Comptroller Tom DiNapoli’s office is teaming up with the Church of England to pressure the company on the issue of climate change.
DiNapoli in a statement on Monday signaled he would use the state pension fund’s investment in the company to leverage a response out of its board of directors on how ExxonMobil will adjust to internationally driven policy of limiting the effects of climate change through a reduction of carbon output.
“Combating climate change presents risks and opportunities that ExxonMobil needs to address,” said DiNapoli, who is trustee of the New York State Common Retirement Fund.
“We need to know if ExxonMobil is taking into account the growth of lower carbon economies and taking steps to protect the long-term value of our investments. Earlier this year, the company tried unsuccessfully to get the Securities and Exchange Commission to keep investors from voting on these important questions at the annual meeting. ExxonMobil’s peers are stepping up to address climate risk, it’s time they did so as well.”
The effort is being joined by the Church of England, which has also invested in the company and has taken on a similar activist shareholder role.
“I am delighted investors will have the chance to vote on this motion at this week’s annual meeting, in spite of ExxonMobil’s best efforts to deny them that opportunity,” Edward Mason, the Head of Responsible Investment for the Church of England’s investment fund said. “With peers such as BP and Shell agreeing to report on climate risk, the company is in danger of being increasingly out-of-step with the mainstream on this issue.”
The announcement comes as Attorney General Eric Schneiderman’s office is reviewing Exxon’s impact on the environment and climate change.
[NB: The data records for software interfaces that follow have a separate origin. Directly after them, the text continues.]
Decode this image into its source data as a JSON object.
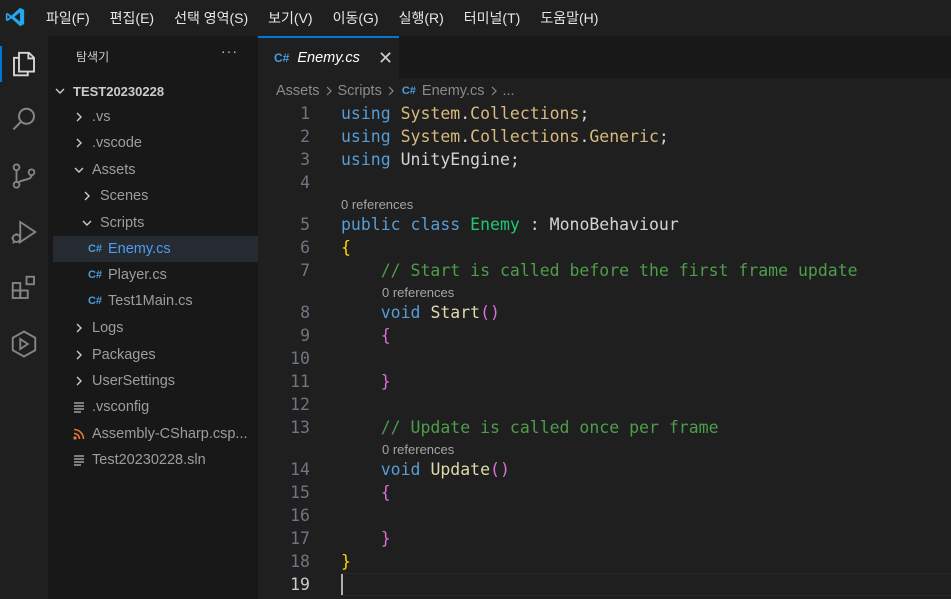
{
  "menu": [
    "파일(F)",
    "편집(E)",
    "선택 영역(S)",
    "보기(V)",
    "이동(G)",
    "실행(R)",
    "터미널(T)",
    "도움말(H)"
  ],
  "activity_icons": [
    "explorer-icon",
    "search-icon",
    "source-control-icon",
    "run-debug-icon",
    "extensions-icon",
    "unity-icon"
  ],
  "sidebar": {
    "title": "탐색기",
    "more": "···",
    "root": "TEST20230228",
    "items": [
      {
        "label": ".vs",
        "kind": "folder-collapsed",
        "depth": 1
      },
      {
        "label": ".vscode",
        "kind": "folder-collapsed",
        "depth": 1
      },
      {
        "label": "Assets",
        "kind": "folder-expanded",
        "depth": 1
      },
      {
        "label": "Scenes",
        "kind": "folder-collapsed",
        "depth": 2
      },
      {
        "label": "Scripts",
        "kind": "folder-expanded",
        "depth": 2
      },
      {
        "label": "Enemy.cs",
        "kind": "cs",
        "depth": 3,
        "selected": true
      },
      {
        "label": "Player.cs",
        "kind": "cs",
        "depth": 3
      },
      {
        "label": "Test1Main.cs",
        "kind": "cs",
        "depth": 3
      },
      {
        "label": "Logs",
        "kind": "folder-collapsed",
        "depth": 1
      },
      {
        "label": "Packages",
        "kind": "folder-collapsed",
        "depth": 1
      },
      {
        "label": "UserSettings",
        "kind": "folder-collapsed",
        "depth": 1
      },
      {
        "label": ".vsconfig",
        "kind": "file",
        "depth": 1
      },
      {
        "label": "Assembly-CSharp.csp...",
        "kind": "rss",
        "depth": 1
      },
      {
        "label": "Test20230228.sln",
        "kind": "file",
        "depth": 1
      }
    ]
  },
  "tab": {
    "icon": "C#",
    "label": "Enemy.cs",
    "close": "✕"
  },
  "breadcrumb": [
    "Assets",
    "Scripts",
    "Enemy.cs",
    "..."
  ],
  "breadcrumb_icon": "C#",
  "editor": {
    "codelens": "0 references",
    "lines": [
      {
        "n": "1",
        "tokens": [
          [
            "kw",
            "using"
          ],
          [
            "txt",
            " "
          ],
          [
            "ns",
            "System"
          ],
          [
            "txt",
            "."
          ],
          [
            "ns",
            "Collections"
          ],
          [
            "txt",
            ";"
          ]
        ]
      },
      {
        "n": "2",
        "tokens": [
          [
            "kw",
            "using"
          ],
          [
            "txt",
            " "
          ],
          [
            "ns",
            "System"
          ],
          [
            "txt",
            "."
          ],
          [
            "ns",
            "Collections"
          ],
          [
            "txt",
            "."
          ],
          [
            "ns",
            "Generic"
          ],
          [
            "txt",
            ";"
          ]
        ]
      },
      {
        "n": "3",
        "tokens": [
          [
            "kw",
            "using"
          ],
          [
            "txt",
            " "
          ],
          [
            "txt",
            "UnityEngine"
          ],
          [
            "txt",
            ";"
          ]
        ]
      },
      {
        "n": "4",
        "tokens": []
      },
      {
        "n": "5",
        "lens": true,
        "tokens": [
          [
            "kw",
            "public"
          ],
          [
            "txt",
            " "
          ],
          [
            "kw",
            "class"
          ],
          [
            "txt",
            " "
          ],
          [
            "cls",
            "Enemy"
          ],
          [
            "txt",
            " : "
          ],
          [
            "txt",
            "MonoBehaviour"
          ]
        ]
      },
      {
        "n": "6",
        "tokens": [
          [
            "br1",
            "{"
          ]
        ]
      },
      {
        "n": "7",
        "tokens": [
          [
            "txt",
            "    "
          ],
          [
            "cm",
            "// Start is called before the first frame update"
          ]
        ]
      },
      {
        "n": "8",
        "lens": true,
        "tokens": [
          [
            "txt",
            "    "
          ],
          [
            "kw",
            "void"
          ],
          [
            "txt",
            " "
          ],
          [
            "fn",
            "Start"
          ],
          [
            "br2",
            "()"
          ]
        ]
      },
      {
        "n": "9",
        "tokens": [
          [
            "txt",
            "    "
          ],
          [
            "br2",
            "{"
          ]
        ]
      },
      {
        "n": "10",
        "tokens": []
      },
      {
        "n": "11",
        "tokens": [
          [
            "txt",
            "    "
          ],
          [
            "br2",
            "}"
          ]
        ]
      },
      {
        "n": "12",
        "tokens": []
      },
      {
        "n": "13",
        "tokens": [
          [
            "txt",
            "    "
          ],
          [
            "cm",
            "// Update is called once per frame"
          ]
        ]
      },
      {
        "n": "14",
        "lens": true,
        "tokens": [
          [
            "txt",
            "    "
          ],
          [
            "kw",
            "void"
          ],
          [
            "txt",
            " "
          ],
          [
            "fn",
            "Update"
          ],
          [
            "br2",
            "()"
          ]
        ]
      },
      {
        "n": "15",
        "tokens": [
          [
            "txt",
            "    "
          ],
          [
            "br2",
            "{"
          ]
        ]
      },
      {
        "n": "16",
        "tokens": []
      },
      {
        "n": "17",
        "tokens": [
          [
            "txt",
            "    "
          ],
          [
            "br2",
            "}"
          ]
        ]
      },
      {
        "n": "18",
        "tokens": [
          [
            "br1",
            "}"
          ]
        ]
      },
      {
        "n": "19",
        "tokens": [],
        "current": true
      }
    ]
  },
  "colors": {
    "accent": "#0078d4",
    "keyword": "#569cd6",
    "namespace": "#d7ba7d",
    "class": "#21c773",
    "function": "#dcdcaa",
    "comment": "#4e9d4a",
    "bracket1": "#ffd700",
    "bracket2": "#da70d6"
  }
}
The AG’s office last week blasted a letter sent by House Republicans seeking more information from Schneiderman’s office as well as 16 additional attorneys general who are gathering information in the case.